For instance, if Company A owes $50,000 to Company B and Company B owes $40,000 to Company A, they can set a netting value of $10,000 (that Company A owes to Company B).

Foreign currency netting, also known as cash pooling is a common form of netting. Multinationals with subsidiaries in other countries might need to conduct frequent foreign exchange transactions between subsidiaries and the parent company.

In some cases, these companies can use a netting centre, which holds accounts in a reserve currency, while the subsidiaries hold accounts in their local currencies.

To put it simply, this structure allows the firm to reduce payments from and between subsidiaries, as each subsidiary will receive payments from the netting centre, and make single payments back to the netting centre.

There are three advantages to reducing the volume of foreign payments:

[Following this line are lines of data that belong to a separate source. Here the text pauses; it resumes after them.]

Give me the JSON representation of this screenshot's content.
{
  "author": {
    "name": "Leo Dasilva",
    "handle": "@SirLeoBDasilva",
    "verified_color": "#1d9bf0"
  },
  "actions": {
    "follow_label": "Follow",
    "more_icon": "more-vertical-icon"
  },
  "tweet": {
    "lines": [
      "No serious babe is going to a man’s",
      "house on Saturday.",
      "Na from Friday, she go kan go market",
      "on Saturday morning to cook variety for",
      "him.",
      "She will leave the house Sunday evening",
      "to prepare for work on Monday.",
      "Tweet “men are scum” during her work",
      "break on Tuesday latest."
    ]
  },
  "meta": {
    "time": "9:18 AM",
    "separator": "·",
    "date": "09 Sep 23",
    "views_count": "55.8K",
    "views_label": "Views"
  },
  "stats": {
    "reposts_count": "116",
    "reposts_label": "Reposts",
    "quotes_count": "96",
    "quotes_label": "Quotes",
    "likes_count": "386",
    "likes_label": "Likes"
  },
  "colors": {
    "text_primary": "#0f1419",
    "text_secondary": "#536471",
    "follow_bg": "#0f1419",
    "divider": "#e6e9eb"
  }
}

1. Less money in transit means more money available for investment.
2. Fewer foreign currency payments mean reduced transaction risk.
3. A reduction in the commission paid on foreign exchange transactions.